Start of Block
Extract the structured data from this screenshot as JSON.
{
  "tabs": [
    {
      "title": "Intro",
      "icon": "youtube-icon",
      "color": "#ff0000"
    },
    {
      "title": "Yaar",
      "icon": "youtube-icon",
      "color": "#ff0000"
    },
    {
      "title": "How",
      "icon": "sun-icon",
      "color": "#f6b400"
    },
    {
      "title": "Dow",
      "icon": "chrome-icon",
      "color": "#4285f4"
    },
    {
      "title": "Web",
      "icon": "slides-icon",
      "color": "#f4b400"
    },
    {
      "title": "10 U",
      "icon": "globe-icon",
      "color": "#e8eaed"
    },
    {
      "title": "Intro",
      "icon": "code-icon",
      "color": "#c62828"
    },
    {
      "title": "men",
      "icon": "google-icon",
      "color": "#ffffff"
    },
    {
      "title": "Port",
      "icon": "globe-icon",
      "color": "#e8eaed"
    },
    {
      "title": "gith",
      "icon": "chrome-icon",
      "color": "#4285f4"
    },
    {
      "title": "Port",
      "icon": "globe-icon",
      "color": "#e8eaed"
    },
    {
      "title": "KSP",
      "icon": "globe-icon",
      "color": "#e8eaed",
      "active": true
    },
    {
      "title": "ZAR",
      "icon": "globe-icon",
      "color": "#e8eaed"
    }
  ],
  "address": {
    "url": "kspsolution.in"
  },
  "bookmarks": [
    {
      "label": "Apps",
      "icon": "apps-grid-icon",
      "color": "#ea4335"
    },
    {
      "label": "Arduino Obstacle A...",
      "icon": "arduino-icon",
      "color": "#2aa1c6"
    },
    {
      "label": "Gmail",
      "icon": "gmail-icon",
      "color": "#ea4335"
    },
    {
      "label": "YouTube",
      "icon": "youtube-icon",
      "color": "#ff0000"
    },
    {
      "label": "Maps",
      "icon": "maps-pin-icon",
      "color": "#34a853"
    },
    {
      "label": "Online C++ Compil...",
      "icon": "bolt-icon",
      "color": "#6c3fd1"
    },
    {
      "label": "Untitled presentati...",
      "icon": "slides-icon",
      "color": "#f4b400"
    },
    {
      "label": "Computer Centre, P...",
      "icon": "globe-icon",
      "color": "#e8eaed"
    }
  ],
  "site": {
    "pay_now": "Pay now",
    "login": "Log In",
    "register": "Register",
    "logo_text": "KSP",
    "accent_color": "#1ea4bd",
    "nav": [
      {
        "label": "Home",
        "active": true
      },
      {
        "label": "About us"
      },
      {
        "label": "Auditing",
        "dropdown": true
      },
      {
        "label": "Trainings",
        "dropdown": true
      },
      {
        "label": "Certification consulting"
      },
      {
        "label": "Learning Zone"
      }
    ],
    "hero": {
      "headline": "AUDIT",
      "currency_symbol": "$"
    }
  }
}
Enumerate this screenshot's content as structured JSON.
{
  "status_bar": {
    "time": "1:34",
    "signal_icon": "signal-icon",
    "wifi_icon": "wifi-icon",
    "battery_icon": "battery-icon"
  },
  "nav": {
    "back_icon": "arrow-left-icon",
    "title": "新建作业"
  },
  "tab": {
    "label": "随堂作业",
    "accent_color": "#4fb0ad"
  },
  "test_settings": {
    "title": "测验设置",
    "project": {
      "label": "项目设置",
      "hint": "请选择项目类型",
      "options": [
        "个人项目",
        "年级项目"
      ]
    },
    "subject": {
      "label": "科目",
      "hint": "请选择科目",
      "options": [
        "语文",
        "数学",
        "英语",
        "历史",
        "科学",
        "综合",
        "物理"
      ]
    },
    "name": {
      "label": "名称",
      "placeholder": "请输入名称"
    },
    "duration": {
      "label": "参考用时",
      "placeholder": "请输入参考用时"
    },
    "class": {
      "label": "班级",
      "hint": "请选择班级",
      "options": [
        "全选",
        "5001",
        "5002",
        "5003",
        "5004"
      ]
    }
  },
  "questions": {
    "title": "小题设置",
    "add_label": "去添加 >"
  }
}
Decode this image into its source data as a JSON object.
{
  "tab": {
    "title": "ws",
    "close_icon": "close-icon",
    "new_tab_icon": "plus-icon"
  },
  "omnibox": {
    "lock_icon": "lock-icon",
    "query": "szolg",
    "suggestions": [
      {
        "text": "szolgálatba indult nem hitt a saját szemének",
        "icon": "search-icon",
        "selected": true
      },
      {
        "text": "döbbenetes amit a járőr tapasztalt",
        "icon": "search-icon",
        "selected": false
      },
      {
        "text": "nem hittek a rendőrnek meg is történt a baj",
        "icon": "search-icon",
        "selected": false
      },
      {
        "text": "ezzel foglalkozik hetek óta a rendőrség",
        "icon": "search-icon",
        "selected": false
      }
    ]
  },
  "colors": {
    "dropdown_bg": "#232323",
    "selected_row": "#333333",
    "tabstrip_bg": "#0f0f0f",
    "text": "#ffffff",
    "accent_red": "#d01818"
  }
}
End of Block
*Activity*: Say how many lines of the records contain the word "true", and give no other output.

*Exercise response*: 5